WHAT NEEDS TO BE DONE: Word for word, copy out the records given below.

PROVIDED RECORDS section start

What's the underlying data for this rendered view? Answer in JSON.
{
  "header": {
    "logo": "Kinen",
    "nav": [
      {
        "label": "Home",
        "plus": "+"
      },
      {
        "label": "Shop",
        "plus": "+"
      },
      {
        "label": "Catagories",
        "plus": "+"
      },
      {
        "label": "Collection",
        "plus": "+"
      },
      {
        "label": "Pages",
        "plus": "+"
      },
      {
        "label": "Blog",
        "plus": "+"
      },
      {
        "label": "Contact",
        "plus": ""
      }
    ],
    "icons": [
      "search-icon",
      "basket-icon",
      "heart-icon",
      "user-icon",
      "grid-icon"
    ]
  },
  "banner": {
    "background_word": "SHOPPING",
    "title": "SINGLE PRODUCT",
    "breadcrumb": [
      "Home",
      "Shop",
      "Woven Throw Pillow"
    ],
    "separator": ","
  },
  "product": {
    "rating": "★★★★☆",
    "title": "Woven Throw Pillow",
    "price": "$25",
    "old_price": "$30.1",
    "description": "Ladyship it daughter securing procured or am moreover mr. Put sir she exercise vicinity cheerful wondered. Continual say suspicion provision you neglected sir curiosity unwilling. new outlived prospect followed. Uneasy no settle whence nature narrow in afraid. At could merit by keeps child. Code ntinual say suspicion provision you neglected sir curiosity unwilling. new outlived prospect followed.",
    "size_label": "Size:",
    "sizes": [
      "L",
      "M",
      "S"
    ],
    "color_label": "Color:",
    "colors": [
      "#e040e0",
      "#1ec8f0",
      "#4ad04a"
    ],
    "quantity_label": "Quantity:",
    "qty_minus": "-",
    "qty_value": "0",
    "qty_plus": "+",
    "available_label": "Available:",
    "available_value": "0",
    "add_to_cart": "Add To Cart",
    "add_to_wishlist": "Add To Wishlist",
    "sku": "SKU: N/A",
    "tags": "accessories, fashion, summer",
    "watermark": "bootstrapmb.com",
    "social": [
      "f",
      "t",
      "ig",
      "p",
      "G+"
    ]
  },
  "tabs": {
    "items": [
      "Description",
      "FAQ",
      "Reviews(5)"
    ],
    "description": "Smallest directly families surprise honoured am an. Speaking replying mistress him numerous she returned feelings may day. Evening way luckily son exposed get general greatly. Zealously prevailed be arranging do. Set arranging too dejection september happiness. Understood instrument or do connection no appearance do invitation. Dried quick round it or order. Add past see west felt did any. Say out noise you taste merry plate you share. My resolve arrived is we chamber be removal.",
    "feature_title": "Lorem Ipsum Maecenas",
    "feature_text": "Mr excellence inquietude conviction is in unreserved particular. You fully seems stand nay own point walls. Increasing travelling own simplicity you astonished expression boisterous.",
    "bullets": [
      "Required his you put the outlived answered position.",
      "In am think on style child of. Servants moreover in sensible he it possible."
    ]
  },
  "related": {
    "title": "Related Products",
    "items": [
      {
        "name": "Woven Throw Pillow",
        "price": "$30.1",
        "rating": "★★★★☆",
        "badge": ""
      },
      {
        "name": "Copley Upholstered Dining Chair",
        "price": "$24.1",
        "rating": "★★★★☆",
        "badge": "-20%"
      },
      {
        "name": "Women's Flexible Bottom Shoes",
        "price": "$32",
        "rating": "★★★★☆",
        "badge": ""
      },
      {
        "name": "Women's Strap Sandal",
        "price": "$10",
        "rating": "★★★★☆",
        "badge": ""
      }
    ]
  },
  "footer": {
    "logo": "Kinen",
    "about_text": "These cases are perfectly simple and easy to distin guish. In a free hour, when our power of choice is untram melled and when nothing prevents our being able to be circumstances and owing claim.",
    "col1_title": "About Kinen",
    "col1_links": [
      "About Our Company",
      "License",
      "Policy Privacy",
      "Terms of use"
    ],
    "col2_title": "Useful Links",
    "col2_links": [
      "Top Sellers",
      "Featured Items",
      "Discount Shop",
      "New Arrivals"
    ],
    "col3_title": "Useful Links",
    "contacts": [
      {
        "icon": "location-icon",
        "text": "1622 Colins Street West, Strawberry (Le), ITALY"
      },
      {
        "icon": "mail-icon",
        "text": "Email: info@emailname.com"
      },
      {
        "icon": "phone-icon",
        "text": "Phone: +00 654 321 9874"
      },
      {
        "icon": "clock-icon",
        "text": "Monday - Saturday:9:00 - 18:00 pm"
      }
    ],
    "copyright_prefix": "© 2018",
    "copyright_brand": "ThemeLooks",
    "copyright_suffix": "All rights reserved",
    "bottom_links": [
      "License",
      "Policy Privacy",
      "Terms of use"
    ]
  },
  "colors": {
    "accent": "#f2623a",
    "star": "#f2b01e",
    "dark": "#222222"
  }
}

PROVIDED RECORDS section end

ANSWER FOR THE TASK:
What's the underlying data for this rendered view? Answer in JSON.
{
  "header": {
    "logo": "Kinen",
    "nav": [
      {
        "label": "Home",
        "plus": "+"
      },
      {
        "label": "Shop",
        "plus": "+"
      },
      {
        "label": "Catagories",
        "plus": "+"
      },
      {
        "label": "Collection",
        "plus": "+"
      },
      {
        "label": "Pages",
        "plus": "+"
      },
      {
        "label": "Blog",
        "plus": "+"
      },
      {
        "label": "Contact",
        "plus": ""
      }
    ],
    "icons": [
      "search-icon",
      "basket-icon",
      "heart-icon",
      "user-icon",
      "grid-icon"
    ]
  },
  "banner": {
    "background_word": "SHOPPING",
    "title": "SINGLE PRODUCT",
    "breadcrumb": [
      "Home",
      "Shop",
      "Woven Throw Pillow"
    ],
    "separator": ","
  },
  "product": {
    "rating": "★★★★☆",
    "title": "Woven Throw Pillow",
    "price": "$25",
    "old_price": "$30.1",
    "description": "Ladyship it daughter securing procured or am moreover mr. Put sir she exercise vicinity cheerful wondered. Continual say suspicion provision you neglected sir curiosity unwilling. new outlived prospect followed. Uneasy no settle whence nature narrow in afraid. At could merit by keeps child. Code ntinual say suspicion provision you neglected sir curiosity unwilling. new outlived prospect followed.",
    "size_label": "Size:",
    "sizes": [
      "L",
      "M",
      "S"
    ],
    "color_label": "Color:",
    "colors": [
      "#e040e0",
      "#1ec8f0",
      "#4ad04a"
    ],
    "quantity_label": "Quantity:",
    "qty_minus": "-",
    "qty_value": "0",
    "qty_plus": "+",
    "available_label": "Available:",
    "available_value": "0",
    "add_to_cart": "Add To Cart",
    "add_to_wishlist": "Add To Wishlist",
    "sku": "SKU: N/A",
    "tags": "accessories, fashion, summer",
    "watermark": "bootstrapmb.com",
    "social": [
      "f",
      "t",
      "ig",
      "p",
      "G+"
    ]
  },
  "tabs": {
    "items": [
      "Description",
      "FAQ",
      "Reviews(5)"
    ],
    "description": "Smallest directly families surprise honoured am an. Speaking replying mistress him numerous she returned feelings may day. Evening way luckily son exposed get general greatly. Zealously prevailed be arranging do. Set arranging too dejection september happiness. Understood instrument or do connection no appearance do invitation. Dried quick round it or order. Add past see west felt did any. Say out noise you taste merry plate you share. My resolve arrived is we chamber be removal.",
    "feature_title": "Lorem Ipsum Maecenas",
    "feature_text": "Mr excellence inquietude conviction is in unreserved particular. You fully seems stand nay own point walls. Increasing travelling own simplicity you astonished expression boisterous.",
    "bullets": [
      "Required his you put the outlived answered position.",
      "In am think on style child of. Servants moreover in sensible he it possible."
    ]
  },
  "related": {
    "title": "Related Products",
    "items": [
      {
        "name": "Woven Throw Pillow",
        "price": "$30.1",
        "rating": "★★★★☆",
        "badge": ""
      },
      {
        "name": "Copley Upholstered Dining Chair",
        "price": "$24.1",
        "rating": "★★★★☆",
        "badge": "-20%"
      },
      {
        "name": "Women's Flexible Bottom Shoes",
        "price": "$32",
        "rating": "★★★★☆",
        "badge": ""
      },
      {
        "name": "Women's Strap Sandal",
        "price": "$10",
        "rating": "★★★★☆",
        "badge": ""
      }
    ]
  },
  "footer": {
    "logo": "Kinen",
    "about_text": "These cases are perfectly simple and easy to distin guish. In a free hour, when our power of choice is untram melled and when nothing prevents our being able to be circumstances and owing claim.",
    "col1_title": "About Kinen",
    "col1_links": [
      "About Our Company",
      "License",
      "Policy Privacy",
      "Terms of use"
    ],
    "col2_title": "Useful Links",
    "col2_links": [
      "Top Sellers",
      "Featured Items",
      "Discount Shop",
      "New Arrivals"
    ],
    "col3_title": "Useful Links",
    "contacts": [
      {
        "icon": "location-icon",
        "text": "1622 Colins Street West, Strawberry (Le), ITALY"
      },
      {
        "icon": "mail-icon",
        "text": "Email: info@emailname.com"
      },
      {
        "icon": "phone-icon",
        "text": "Phone: +00 654 321 9874"
      },
      {
        "icon": "clock-icon",
        "text": "Monday - Saturday:9:00 - 18:00 pm"
      }
    ],
    "copyright_prefix": "© 2018",
    "copyright_brand": "ThemeLooks",
    "copyright_suffix": "All rights reserved",
    "bottom_links": [
      "License",
      "Policy Privacy",
      "Terms of use"
    ]
  },
  "colors": {
    "accent": "#f2623a",
    "star": "#f2b01e",
    "dark": "#222222"
  }
}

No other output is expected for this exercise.